Comic game of male bonds and locker room humor
New York — Doubles Comedy by David Wiltse. Starring John Cullum, Ron Leibman, Austin Pendleton, Tony Roberts. Directed by Morton Da Costa. Everyone's for tennis in ``Doubles,'' which has bounced noisily onto the stage of the renovated Ritz Theatre. ``Doubles'' may not be for everyone. Yet it can be reported that the audience at one of the final previews found David Wiltse's new comedy consistently amusing and sometimes uproarious.
Mr. Wiltse sets his tale of life among Connecticut Yuppies in the men's locker room of the Norwalk Racquet Club. For several years, four friends have been meeting every week to trade raillery and confidences between sessions on the court. Three of the quartet's regulars are Lennie (Ron Leibman), whose lowly position in his father-in-law's grocery business aggravates his normally obnoxious aggressiveness; Arnie (Austin Pendleton), a mild-mannered lawyer with a philandering disposition; and George (Tony Roberts), a stockbroker and would-be lyric writer.
On the day the comedy commences, the quartet's fourth regular has been replaced by newcomer Guy (John Cullum), a pedantic tennis writer with a penchant for platitudes and anthropological trivia. In the scenes that follow, Wiltse provides a survey course in Jewishisms and locker-room jive and humor as the members of the odd quartet interact with each other and react to the changed situation of relationships. The author's focal conflict centers on the hostility between the compulsively irritated Lennie and the unconsciously irritating Guy.
All is not fun and games for these middle-aged locker-room lads. Lennie's violence almost wrecks his marriage. George, some of whose dealings have come under federal investigation, suffers a heart attack. Arnie loses his wife and Guy loses his job. Finally, on a day not fit for beast or tennis hacker, Mr. Wiltse brings his heroes together for a round of good fellowship and reconciliation.
Wiltse's comic method relies heavily on insult and disparagement, running gags, fleeting wisecracks, and the elongated anecdote. If a good deal of it seems more calculated than spontaneous, four highly expert actors make the most of their opportunities, astutely abetted by director Morton Da Costa, veteran of many a comic affray.
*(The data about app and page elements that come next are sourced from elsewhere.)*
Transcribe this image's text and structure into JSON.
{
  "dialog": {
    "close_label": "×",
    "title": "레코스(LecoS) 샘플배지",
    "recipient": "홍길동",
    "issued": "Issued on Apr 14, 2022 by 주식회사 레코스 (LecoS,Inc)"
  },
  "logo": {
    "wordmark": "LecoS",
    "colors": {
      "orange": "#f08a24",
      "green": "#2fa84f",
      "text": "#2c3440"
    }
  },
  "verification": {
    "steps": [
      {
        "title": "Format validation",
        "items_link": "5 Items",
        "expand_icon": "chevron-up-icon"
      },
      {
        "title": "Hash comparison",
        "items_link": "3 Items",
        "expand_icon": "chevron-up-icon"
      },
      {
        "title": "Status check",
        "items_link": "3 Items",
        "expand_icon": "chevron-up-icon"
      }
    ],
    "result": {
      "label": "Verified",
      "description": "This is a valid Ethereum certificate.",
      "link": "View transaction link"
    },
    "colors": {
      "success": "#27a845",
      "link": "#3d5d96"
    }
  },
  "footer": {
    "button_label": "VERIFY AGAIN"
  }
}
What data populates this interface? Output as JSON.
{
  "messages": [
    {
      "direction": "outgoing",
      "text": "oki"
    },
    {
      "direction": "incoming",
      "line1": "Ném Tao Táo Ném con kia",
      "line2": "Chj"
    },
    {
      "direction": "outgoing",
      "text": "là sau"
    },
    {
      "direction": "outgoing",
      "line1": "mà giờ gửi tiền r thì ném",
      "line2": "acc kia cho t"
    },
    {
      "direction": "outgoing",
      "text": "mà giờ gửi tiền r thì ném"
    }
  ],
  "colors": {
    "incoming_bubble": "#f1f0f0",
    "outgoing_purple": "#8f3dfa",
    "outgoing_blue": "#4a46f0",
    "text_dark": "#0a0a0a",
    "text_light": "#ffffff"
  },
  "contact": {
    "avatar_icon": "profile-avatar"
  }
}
The cast at the Ritz is completed by Kate Collins as the racquet club's sensationally pretty attendant (a sometime sympathetic listener to the heroes' private thoughts) and by Nicholas Wyman, whose periodic stage crossovers as the lanky club pro invariably bring a laugh.
``Doubles'' is an up-front comedy. What you see is what you get. Whether its characters win or lose on the court is incidental. Besides the bonds of male friendship, the thing that counts is who scores the most points in the locker room. In this respect, the author proves an impartial umpire. The play's almost-all-male enclave has been given an antiseptic-modern treatment by set and costume designer Robert Fletcher. Craig Miller has lighted the premises brightly.